3. A weighted self-righting conical cup having an outwardly convex bottom, a false bottom, a weighted mass between said convex and false bottoms, an annular groove arcuate in cross section formed in the inside of the side wall of said cup and adjacent the lip thereof, and a splash shield adapted to form a closure for said cup, said shield being in the form of a concavo-convex thin sheet disc, said shield having a cylindrical rim portion adapted to fit in said groove, and said shield having formed in said rim portion a notch so that when said shield is seated in said groove liquid may be removed from said cup through said notch.
4. The combination of a Weighted self-righting drinking cup having a convexly rounded exterior bottom, and an interior bottom, and a weighted mass between said exterior and interior bottoms, and a splash shield removably fitted to the rim portion of the cup and forming a closure for such cup, said splash shield being of concavo-convex form having its concave side facing upward and having a marginally located drinking opening, and in addition thereto an air vent opening located at the base of its concavity.
THOMAS P. WALL.
REFERENCES CITED The following references are of record in the file of this patent:

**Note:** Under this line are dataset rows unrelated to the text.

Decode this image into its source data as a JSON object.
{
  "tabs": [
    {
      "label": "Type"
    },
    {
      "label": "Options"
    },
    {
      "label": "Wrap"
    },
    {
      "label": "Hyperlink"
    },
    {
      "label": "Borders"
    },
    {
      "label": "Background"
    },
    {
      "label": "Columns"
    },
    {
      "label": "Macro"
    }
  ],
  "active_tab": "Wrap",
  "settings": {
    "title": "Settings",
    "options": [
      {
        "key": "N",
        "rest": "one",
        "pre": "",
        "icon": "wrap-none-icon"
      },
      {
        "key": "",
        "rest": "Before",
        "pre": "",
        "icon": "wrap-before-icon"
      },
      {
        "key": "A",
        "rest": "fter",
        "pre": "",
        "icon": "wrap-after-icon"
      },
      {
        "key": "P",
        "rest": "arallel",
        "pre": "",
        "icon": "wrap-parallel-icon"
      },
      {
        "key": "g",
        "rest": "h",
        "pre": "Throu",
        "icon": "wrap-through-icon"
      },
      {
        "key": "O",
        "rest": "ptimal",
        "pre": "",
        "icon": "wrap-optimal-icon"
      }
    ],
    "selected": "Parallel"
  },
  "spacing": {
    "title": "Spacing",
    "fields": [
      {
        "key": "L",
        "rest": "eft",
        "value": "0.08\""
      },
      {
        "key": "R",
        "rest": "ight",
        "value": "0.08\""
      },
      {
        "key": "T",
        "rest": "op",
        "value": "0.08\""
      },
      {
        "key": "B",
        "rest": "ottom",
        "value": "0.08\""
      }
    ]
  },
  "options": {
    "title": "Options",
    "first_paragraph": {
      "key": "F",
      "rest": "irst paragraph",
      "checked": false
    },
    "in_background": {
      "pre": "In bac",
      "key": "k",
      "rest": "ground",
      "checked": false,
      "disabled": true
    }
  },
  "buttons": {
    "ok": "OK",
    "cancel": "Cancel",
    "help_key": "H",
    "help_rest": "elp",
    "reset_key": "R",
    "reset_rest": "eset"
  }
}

UNITED STATES PATENTS Number Name Date 225,785' Beattie Mar. 23, 1880 566,563 Derr Aug. 25, 1896 577,090 Wenzel Feb. 16, 1897 679,610 Eckert July 30, 1901 901,762 Wetzel Oct. 20, 1908 1,254,251 Magnus Jan. 22, 1918 2,012,113 Thompson Aug. 20, 1935 2,093,133 Low Sept. 14, 1937 2,358,600 Selten Sept. 19, 1944 2,414,697 Pettersson Jan. 21, 1947 2,437,784 Laskin Mar. 16, 1948 FOREIGN PATENTS Number Country Date 664,742 France Sept. 6, 1929